* PROBLEM: With all images omitted, write out the records word for word.

Data about app and page elements
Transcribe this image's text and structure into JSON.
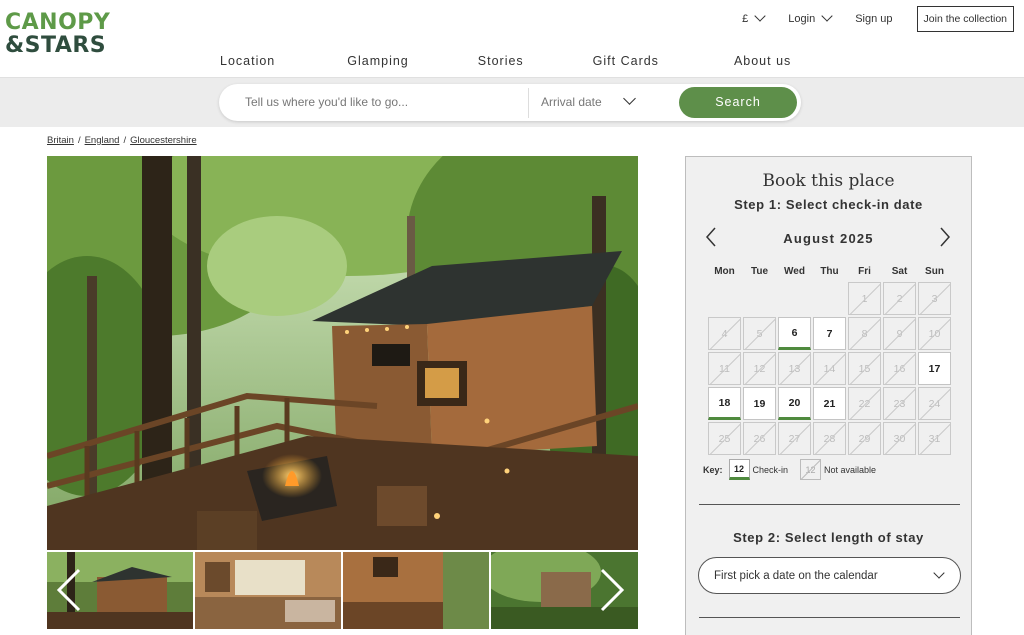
{
  "brand": {
    "line1": "CANOPY",
    "line2": "&STARS"
  },
  "utility": {
    "currency": "£",
    "login": "Login",
    "signup": "Sign up",
    "join": "Join the collection"
  },
  "nav": [
    "Location",
    "Glamping",
    "Stories",
    "Gift Cards",
    "About us"
  ],
  "search": {
    "placeholder": "Tell us where you'd like to go...",
    "arrival": "Arrival date",
    "button": "Search"
  },
  "breadcrumb": [
    "Britain",
    "England",
    "Gloucestershire"
  ],
  "booking": {
    "title": "Book this place",
    "step1": "Step 1: Select check-in date",
    "month": "August 2025",
    "weekdays": [
      "Mon",
      "Tue",
      "Wed",
      "Thu",
      "Fri",
      "Sat",
      "Sun"
    ],
    "weeks": [
      [
        null,
        null,
        null,
        null,
        {
          "d": "1",
          "s": "na"
        },
        {
          "d": "2",
          "s": "na"
        },
        {
          "d": "3",
          "s": "na"
        }
      ],
      [
        {
          "d": "4",
          "s": "na"
        },
        {
          "d": "5",
          "s": "na"
        },
        {
          "d": "6",
          "s": "ci"
        },
        {
          "d": "7",
          "s": "av"
        },
        {
          "d": "8",
          "s": "na"
        },
        {
          "d": "9",
          "s": "na"
        },
        {
          "d": "10",
          "s": "na"
        }
      ],
      [
        {
          "d": "11",
          "s": "na"
        },
        {
          "d": "12",
          "s": "na"
        },
        {
          "d": "13",
          "s": "na"
        },
        {
          "d": "14",
          "s": "na"
        },
        {
          "d": "15",
          "s": "na"
        },
        {
          "d": "16",
          "s": "na"
        },
        {
          "d": "17",
          "s": "av"
        }
      ],
      [
        {
          "d": "18",
          "s": "ci"
        },
        {
          "d": "19",
          "s": "av"
        },
        {
          "d": "20",
          "s": "ci"
        },
        {
          "d": "21",
          "s": "av"
        },
        {
          "d": "22",
          "s": "na"
        },
        {
          "d": "23",
          "s": "na"
        },
        {
          "d": "24",
          "s": "na"
        }
      ],
      [
        {
          "d": "25",
          "s": "na"
        },
        {
          "d": "26",
          "s": "na"
        },
        {
          "d": "27",
          "s": "na"
        },
        {
          "d": "28",
          "s": "na"
        },
        {
          "d": "29",
          "s": "na"
        },
        {
          "d": "30",
          "s": "na"
        },
        {
          "d": "31",
          "s": "na"
        }
      ]
    ],
    "key": {
      "label": "Key:",
      "checkin_num": "12",
      "checkin_text": "Check-in",
      "na_num": "12",
      "na_text": "Not available"
    },
    "step2": "Step 2: Select length of stay",
    "stay_placeholder": "First pick a date on the calendar"
  },
  "colors": {
    "brand_green": "#5e9a48",
    "brand_dark": "#2f4d3e",
    "search_button": "#5e8f4a",
    "checkin_underline": "#4f8a3e"
  }
}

* ANSWER AREA:
Transcribe this image's text and structure into JSON.
{
  "brand": {
    "line1": "CANOPY",
    "line2": "&STARS"
  },
  "utility": {
    "currency": "£",
    "login": "Login",
    "signup": "Sign up",
    "join": "Join the collection"
  },
  "nav": [
    "Location",
    "Glamping",
    "Stories",
    "Gift Cards",
    "About us"
  ],
  "search": {
    "placeholder": "Tell us where you'd like to go...",
    "arrival": "Arrival date",
    "button": "Search"
  },
  "breadcrumb": [
    "Britain",
    "England",
    "Gloucestershire"
  ],
  "booking": {
    "title": "Book this place",
    "step1": "Step 1: Select check-in date",
    "month": "August 2025",
    "weekdays": [
      "Mon",
      "Tue",
      "Wed",
      "Thu",
      "Fri",
      "Sat",
      "Sun"
    ],
    "weeks": [
      [
        null,
        null,
        null,
        null,
        {
          "d": "1",
          "s": "na"
        },
        {
          "d": "2",
          "s": "na"
        },
        {
          "d": "3",
          "s": "na"
        }
      ],
      [
        {
          "d": "4",
          "s": "na"
        },
        {
          "d": "5",
          "s": "na"
        },
        {
          "d": "6",
          "s": "ci"
        },
        {
          "d": "7",
          "s": "av"
        },
        {
          "d": "8",
          "s": "na"
        },
        {
          "d": "9",
          "s": "na"
        },
        {
          "d": "10",
          "s": "na"
        }
      ],
      [
        {
          "d": "11",
          "s": "na"
        },
        {
          "d": "12",
          "s": "na"
        },
        {
          "d": "13",
          "s": "na"
        },
        {
          "d": "14",
          "s": "na"
        },
        {
          "d": "15",
          "s": "na"
        },
        {
          "d": "16",
          "s": "na"
        },
        {
          "d": "17",
          "s": "av"
        }
      ],
      [
        {
          "d": "18",
          "s": "ci"
        },
        {
          "d": "19",
          "s": "av"
        },
        {
          "d": "20",
          "s": "ci"
        },
        {
          "d": "21",
          "s": "av"
        },
        {
          "d": "22",
          "s": "na"
        },
        {
          "d": "23",
          "s": "na"
        },
        {
          "d": "24",
          "s": "na"
        }
      ],
      [
        {
          "d": "25",
          "s": "na"
        },
        {
          "d": "26",
          "s": "na"
        },
        {
          "d": "27",
          "s": "na"
        },
        {
          "d": "28",
          "s": "na"
        },
        {
          "d": "29",
          "s": "na"
        },
        {
          "d": "30",
          "s": "na"
        },
        {
          "d": "31",
          "s": "na"
        }
      ]
    ],
    "key": {
      "label": "Key:",
      "checkin_num": "12",
      "checkin_text": "Check-in",
      "na_num": "12",
      "na_text": "Not available"
    },
    "step2": "Step 2: Select length of stay",
    "stay_placeholder": "First pick a date on the calendar"
  },
  "colors": {
    "brand_green": "#5e9a48",
    "brand_dark": "#2f4d3e",
    "search_button": "#5e8f4a",
    "checkin_underline": "#4f8a3e"
  }
}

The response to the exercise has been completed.